What are the other factors? My view of the dollar is that we are in the part of the global risk cycle where US-based capital looks at relatively full valuations at home and starts moving from core to periphery. In fact, this stop-and-go process started in early 2016. This is typically dollar bearish. Shorter-term, the central bank narrative is that of the Fed passing the hiking baton to the ECB, also dollar bearish.

The only problem is reality disagrees. At least for now it does. Yes, if you look at the chart of the EURUSD today you could, with enough mental gymnastics, imagine a scenario where the euro goes higher. And if the euro goes higher, it means the broad dollar is going lower. But, right now, I have three issues that are getting in the way of dollar bearishness.

One, the positioning is not favorable. By all accounts, investors are long euros. We can argue about how much and the extent to which euro positioning is a proxy for other currencies, but investors are short dollars. Because it’s easy to access, here’s the CFTC futures data for net spec positioning over the past 10 years as an example:

Two, the spread between the US 2-year yield and the German 2-year yield has not started to move. For evidence the baton-to-ECB narrative is taking hold, this needs to at least look like it might be forming a top. So far, its ascent is relentless.
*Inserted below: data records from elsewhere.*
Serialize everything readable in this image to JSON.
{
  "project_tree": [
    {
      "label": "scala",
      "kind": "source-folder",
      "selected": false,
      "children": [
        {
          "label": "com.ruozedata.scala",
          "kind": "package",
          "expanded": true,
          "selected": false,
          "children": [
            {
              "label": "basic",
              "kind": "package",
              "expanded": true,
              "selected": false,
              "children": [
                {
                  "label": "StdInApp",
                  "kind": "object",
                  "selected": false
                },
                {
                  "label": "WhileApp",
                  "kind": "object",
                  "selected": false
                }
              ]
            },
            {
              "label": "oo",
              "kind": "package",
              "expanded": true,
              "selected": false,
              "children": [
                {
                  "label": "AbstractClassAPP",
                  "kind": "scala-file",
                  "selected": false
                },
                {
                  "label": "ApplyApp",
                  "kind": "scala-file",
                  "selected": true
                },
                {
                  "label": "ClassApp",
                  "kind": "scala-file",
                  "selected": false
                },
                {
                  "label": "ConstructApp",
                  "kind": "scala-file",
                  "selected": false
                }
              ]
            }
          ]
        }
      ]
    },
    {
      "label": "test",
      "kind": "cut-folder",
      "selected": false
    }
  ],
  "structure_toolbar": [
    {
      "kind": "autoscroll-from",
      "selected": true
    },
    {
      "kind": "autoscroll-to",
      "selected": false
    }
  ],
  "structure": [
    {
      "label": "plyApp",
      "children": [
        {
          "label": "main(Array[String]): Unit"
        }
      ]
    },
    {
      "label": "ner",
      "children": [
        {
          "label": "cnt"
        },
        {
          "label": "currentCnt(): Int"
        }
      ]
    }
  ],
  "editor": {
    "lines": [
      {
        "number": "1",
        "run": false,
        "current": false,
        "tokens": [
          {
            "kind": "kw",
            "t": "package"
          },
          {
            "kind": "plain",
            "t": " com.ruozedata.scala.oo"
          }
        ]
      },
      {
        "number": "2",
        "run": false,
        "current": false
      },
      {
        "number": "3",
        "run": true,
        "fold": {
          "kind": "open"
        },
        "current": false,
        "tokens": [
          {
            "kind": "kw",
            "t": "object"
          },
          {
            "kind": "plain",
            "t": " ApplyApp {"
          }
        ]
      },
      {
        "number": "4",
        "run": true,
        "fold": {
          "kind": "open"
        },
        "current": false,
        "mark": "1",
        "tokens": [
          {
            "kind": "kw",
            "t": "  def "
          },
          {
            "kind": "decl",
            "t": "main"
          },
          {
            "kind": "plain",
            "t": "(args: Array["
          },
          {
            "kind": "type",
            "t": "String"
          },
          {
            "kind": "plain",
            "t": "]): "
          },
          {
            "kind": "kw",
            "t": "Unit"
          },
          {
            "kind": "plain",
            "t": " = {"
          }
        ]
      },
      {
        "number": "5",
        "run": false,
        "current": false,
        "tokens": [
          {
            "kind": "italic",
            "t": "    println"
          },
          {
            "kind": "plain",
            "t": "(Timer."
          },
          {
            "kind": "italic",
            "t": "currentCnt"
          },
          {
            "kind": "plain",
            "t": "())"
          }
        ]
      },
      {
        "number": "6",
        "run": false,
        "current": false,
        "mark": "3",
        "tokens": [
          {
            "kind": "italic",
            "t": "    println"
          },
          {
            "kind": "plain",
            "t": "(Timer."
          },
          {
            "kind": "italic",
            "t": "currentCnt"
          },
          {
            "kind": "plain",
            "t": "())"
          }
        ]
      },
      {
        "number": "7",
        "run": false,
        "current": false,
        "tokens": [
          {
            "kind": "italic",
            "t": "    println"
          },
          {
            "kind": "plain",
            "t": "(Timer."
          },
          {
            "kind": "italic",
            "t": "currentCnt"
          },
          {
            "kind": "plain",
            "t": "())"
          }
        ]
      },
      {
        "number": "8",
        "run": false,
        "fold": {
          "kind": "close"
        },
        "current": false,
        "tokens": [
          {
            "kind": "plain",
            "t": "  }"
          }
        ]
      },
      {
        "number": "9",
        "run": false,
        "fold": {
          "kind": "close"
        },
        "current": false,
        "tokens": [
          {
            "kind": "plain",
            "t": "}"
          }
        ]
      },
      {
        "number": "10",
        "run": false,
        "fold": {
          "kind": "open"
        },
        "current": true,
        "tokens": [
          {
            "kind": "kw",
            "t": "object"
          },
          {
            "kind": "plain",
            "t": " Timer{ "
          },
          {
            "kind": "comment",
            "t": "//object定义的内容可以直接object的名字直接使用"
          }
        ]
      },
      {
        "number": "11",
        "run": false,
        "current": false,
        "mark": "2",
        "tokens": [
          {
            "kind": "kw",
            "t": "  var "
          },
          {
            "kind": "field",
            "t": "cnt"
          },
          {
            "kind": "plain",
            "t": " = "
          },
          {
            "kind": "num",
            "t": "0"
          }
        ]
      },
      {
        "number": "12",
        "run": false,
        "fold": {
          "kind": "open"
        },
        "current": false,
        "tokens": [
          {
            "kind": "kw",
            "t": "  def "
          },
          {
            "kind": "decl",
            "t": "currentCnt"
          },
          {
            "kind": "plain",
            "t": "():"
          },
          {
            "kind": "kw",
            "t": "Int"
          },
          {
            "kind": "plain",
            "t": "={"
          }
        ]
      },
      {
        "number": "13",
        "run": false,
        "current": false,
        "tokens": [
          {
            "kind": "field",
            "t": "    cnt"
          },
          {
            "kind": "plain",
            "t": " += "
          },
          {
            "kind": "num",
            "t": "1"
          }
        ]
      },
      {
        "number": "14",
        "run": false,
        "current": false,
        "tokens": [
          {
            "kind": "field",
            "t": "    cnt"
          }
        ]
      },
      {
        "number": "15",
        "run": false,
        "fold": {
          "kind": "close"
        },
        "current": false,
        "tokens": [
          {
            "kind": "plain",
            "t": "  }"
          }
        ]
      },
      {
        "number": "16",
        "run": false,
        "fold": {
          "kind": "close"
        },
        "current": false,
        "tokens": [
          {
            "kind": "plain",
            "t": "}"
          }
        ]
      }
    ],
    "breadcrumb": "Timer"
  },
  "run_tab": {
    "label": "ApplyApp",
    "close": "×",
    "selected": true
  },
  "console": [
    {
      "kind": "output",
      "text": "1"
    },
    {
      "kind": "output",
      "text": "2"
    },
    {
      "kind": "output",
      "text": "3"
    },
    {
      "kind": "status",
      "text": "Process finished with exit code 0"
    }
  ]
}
Three, same thing for the spread between the US 10 year note and the German bund. Just doesn’t seem ripe for the full-blown narrative.

And, for the record, here is the 5 year chart of the euro:

Timing currency moves is a notoriously tricky business. It was just a few weeks ago that I thought the narrative of baton passing to the ECB was about to take hold. But today, despite the long-term view and scope for a bullish narrative in the coming months, it doesn’t look as though the stars are aligned. The good news: at least the euro looks like it will be strong in gold terms….

Good luck.